-- John Kasper
While the article of Dec. 10 that addressed nuclear energy and its value to society as well as its risks seemed thorough, the author left out one important consideration. In fact, this one consideration has been left out of the equation from the very start of our fascination with nuclear energy. I refer to the fact that the uranium needed to run the nuclear power plants is located on the lands of our American Indian population. Since the 1940's, when the mining of uranium began in earnest, it has been our indigenous people who have borne the brunt of the nuclear industry. It was the Navajo people who were tantamount in the stockpiling of this nation's nuclear arsenal and the Navajo people who have suffered tremendous incidences of cancer because of this stockpiling.
Capitalizing on the poverty-stricken conditions, the mining companies, with their promise of a crust of bread and a smidgen of butter to spread on top, hired a work force of Native people to do their dirty work. Men were sent into inadequately ventilated mines, exposed to 100 to 1,000 times the dosage of radon gas now thought to be acceptable, ate their lunches in the shadow of radioactive waste piles and drank it down with radioactive tainted water. Told that what they did was safe, while the industry moguls had evidence to the contrary, these people slowly but assuredly began to suffer and die in outstanding number.

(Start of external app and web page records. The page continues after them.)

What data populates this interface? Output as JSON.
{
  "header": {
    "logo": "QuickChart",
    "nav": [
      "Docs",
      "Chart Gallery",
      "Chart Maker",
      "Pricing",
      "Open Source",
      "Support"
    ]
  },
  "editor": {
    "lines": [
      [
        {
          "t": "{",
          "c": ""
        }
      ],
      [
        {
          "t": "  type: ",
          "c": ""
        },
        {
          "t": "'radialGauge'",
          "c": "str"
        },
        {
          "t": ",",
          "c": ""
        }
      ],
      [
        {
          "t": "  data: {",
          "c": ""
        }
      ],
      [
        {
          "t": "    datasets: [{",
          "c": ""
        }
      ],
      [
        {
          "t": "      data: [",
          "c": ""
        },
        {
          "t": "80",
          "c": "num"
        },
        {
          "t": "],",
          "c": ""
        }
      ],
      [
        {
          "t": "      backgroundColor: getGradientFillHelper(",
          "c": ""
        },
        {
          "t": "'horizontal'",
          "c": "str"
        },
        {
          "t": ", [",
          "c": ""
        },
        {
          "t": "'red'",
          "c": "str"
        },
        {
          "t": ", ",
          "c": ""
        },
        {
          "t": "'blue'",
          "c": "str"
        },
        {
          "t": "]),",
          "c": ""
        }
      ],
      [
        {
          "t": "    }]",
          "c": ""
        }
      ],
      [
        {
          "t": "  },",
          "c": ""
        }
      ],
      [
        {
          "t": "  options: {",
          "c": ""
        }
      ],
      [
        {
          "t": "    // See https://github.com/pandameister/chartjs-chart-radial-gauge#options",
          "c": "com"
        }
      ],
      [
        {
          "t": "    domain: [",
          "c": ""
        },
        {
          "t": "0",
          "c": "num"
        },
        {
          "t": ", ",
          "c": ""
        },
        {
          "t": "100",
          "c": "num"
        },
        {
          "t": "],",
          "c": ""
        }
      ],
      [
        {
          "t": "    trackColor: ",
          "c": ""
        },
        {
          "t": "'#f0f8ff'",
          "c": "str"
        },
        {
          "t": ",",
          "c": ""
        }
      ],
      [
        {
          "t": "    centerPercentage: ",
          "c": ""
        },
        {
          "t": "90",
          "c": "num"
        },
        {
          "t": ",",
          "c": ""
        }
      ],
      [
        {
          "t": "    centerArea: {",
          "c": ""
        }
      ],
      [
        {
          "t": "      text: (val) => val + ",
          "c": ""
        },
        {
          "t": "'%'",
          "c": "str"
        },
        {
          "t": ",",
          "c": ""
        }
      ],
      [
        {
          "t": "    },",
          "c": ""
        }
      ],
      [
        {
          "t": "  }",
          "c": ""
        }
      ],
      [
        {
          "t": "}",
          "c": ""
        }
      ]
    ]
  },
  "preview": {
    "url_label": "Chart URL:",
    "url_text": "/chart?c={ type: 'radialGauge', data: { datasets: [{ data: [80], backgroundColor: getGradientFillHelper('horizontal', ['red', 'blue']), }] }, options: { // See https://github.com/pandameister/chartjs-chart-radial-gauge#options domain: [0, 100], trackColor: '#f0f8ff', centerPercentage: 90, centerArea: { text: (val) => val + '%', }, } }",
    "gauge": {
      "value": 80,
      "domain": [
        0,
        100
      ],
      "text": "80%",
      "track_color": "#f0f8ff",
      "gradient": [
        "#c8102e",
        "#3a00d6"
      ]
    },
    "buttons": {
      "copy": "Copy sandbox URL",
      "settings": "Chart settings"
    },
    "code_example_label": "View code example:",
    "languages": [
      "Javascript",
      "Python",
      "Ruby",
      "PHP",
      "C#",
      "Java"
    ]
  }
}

The author of the article mentioned the Three Mile Island scare, but neglected to mention the Rio Puerco incident in July of 1979. At 5 a.m. on July 16 a dam owned by the United Nuclear Corp. developed a crack and spewed 1,100 gallons of uranium "tailings" (the waste from mining) and radioactive water into the Puerco River, the primary water source of the people of this high desert location. By 8 a.m. radioactivity levels were monitored in Gallup, NM, 50 miles away, and were found to contain 7,000 times the allowable standard for drinking water. The livestock population of this area drank from this source and soon began giving birth to deformed offspring, began dying in huge numbers. Meager warnings were issued, but numbers of Navajo people at the time did not read English, nor did they have electricity to power televisions and radios. As such, their contamination was assured. And, as can be deduced, this land and this water will never be the same.
The radioactivity from such a disaster takes thousands of years to dissipate. The media at the time were lax in covering the story, though it was the largest nuclear accident in the history of the United States. In addition to this travesty, large mountains of tailing blows through Navajo lands, settling on towns and villages, settling on water sources. There has been extensive documentation of the extreme dangers of this radioactive dust as it relates to the incidence of cancer. The statistics of lung cancer alone in the Navajo people are staggering. Currently it is estimated that 75 to 80 percent of our uranium resources are located on Native American lands. Who will mine this uranium and what will happen to the poisons that result from this mining? And while the author mentioned the questionable safety of the proposed Yucca mountain site as a repository for nuclear waste, there was no mention of this mountain as a sacred site for the Native peoples of the area.
In case the author and your readers are not aware, the Native American culture is a land-based culture, holding great regard for a spiritual connection to the land and for the physical connection to the bounty the land has to offer. The U.S. government has continually and systematically stripped and strapped the resources of the Indigenous Tribes, relegating the people to the back burner, forgotten and left to burn. Will we continue in this vein, neglecting the fact that people's lives and way of life are at stake? With other options to choose from for our energy needs, specifically wind as a viable and clean energy option, there is no good reason to reintroduce new nuclear energy into the mix.
-- Jean Roman